[Stored data entries]
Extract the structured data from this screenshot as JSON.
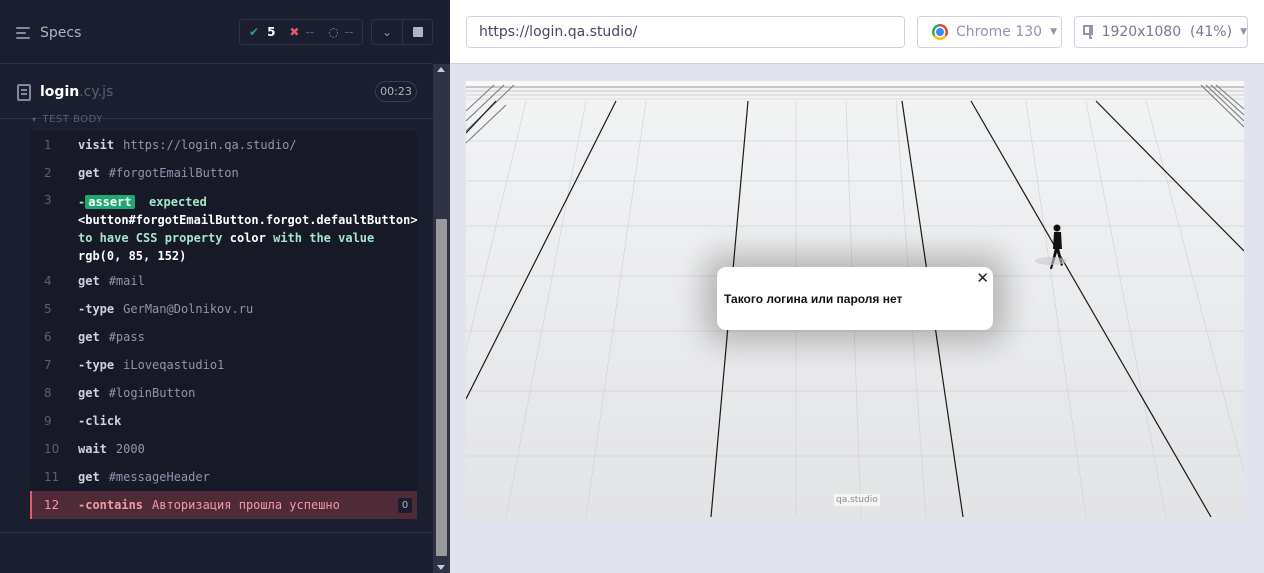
{
  "reporter": {
    "specs_label": "Specs",
    "stats": {
      "passed": "5",
      "failed": "--",
      "pending": "--"
    },
    "spec": {
      "name": "login",
      "ext": ".cy.js",
      "duration": "00:23"
    },
    "section_label": "TEST BODY",
    "commands": [
      {
        "num": "1",
        "name": "visit",
        "msg": "https://login.qa.studio/"
      },
      {
        "num": "2",
        "name": "get",
        "msg": "#forgotEmailButton"
      },
      {
        "num": "3",
        "name": "assert",
        "assert": {
          "p1": "expected",
          "p2": "<button#forgotEmailButton.forgot.defaultButton>",
          "p3": "to have CSS property",
          "p4": "color",
          "p5": "with the value",
          "p6": "rgb(0, 85, 152)"
        }
      },
      {
        "num": "4",
        "name": "get",
        "msg": "#mail"
      },
      {
        "num": "5",
        "name": "type",
        "msg": "GerMan@Dolnikov.ru"
      },
      {
        "num": "6",
        "name": "get",
        "msg": "#pass"
      },
      {
        "num": "7",
        "name": "type",
        "msg": "iLoveqastudio1"
      },
      {
        "num": "8",
        "name": "get",
        "msg": "#loginButton"
      },
      {
        "num": "9",
        "name": "click",
        "msg": ""
      },
      {
        "num": "10",
        "name": "wait",
        "msg": "2000"
      },
      {
        "num": "11",
        "name": "get",
        "msg": "#messageHeader"
      },
      {
        "num": "12",
        "name": "contains",
        "msg": "Авторизация прошла успешно",
        "badge": "0"
      }
    ]
  },
  "aut": {
    "url": "https://login.qa.studio/",
    "browser": "Chrome 130",
    "viewport": "1920x1080",
    "zoom": "(41%)",
    "popup_message": "Такого логина или пароля нет",
    "close_glyph": "✕",
    "watermark": "qa.studio"
  }
}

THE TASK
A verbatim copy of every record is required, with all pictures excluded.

WRITTEN ANSWER
Extract the structured data from this screenshot as JSON.
{
  "reporter": {
    "specs_label": "Specs",
    "stats": {
      "passed": "5",
      "failed": "--",
      "pending": "--"
    },
    "spec": {
      "name": "login",
      "ext": ".cy.js",
      "duration": "00:23"
    },
    "section_label": "TEST BODY",
    "commands": [
      {
        "num": "1",
        "name": "visit",
        "msg": "https://login.qa.studio/"
      },
      {
        "num": "2",
        "name": "get",
        "msg": "#forgotEmailButton"
      },
      {
        "num": "3",
        "name": "assert",
        "assert": {
          "p1": "expected",
          "p2": "<button#forgotEmailButton.forgot.defaultButton>",
          "p3": "to have CSS property",
          "p4": "color",
          "p5": "with the value",
          "p6": "rgb(0, 85, 152)"
        }
      },
      {
        "num": "4",
        "name": "get",
        "msg": "#mail"
      },
      {
        "num": "5",
        "name": "type",
        "msg": "GerMan@Dolnikov.ru"
      },
      {
        "num": "6",
        "name": "get",
        "msg": "#pass"
      },
      {
        "num": "7",
        "name": "type",
        "msg": "iLoveqastudio1"
      },
      {
        "num": "8",
        "name": "get",
        "msg": "#loginButton"
      },
      {
        "num": "9",
        "name": "click",
        "msg": ""
      },
      {
        "num": "10",
        "name": "wait",
        "msg": "2000"
      },
      {
        "num": "11",
        "name": "get",
        "msg": "#messageHeader"
      },
      {
        "num": "12",
        "name": "contains",
        "msg": "Авторизация прошла успешно",
        "badge": "0"
      }
    ]
  },
  "aut": {
    "url": "https://login.qa.studio/",
    "browser": "Chrome 130",
    "viewport": "1920x1080",
    "zoom": "(41%)",
    "popup_message": "Такого логина или пароля нет",
    "close_glyph": "✕",
    "watermark": "qa.studio"
  }
}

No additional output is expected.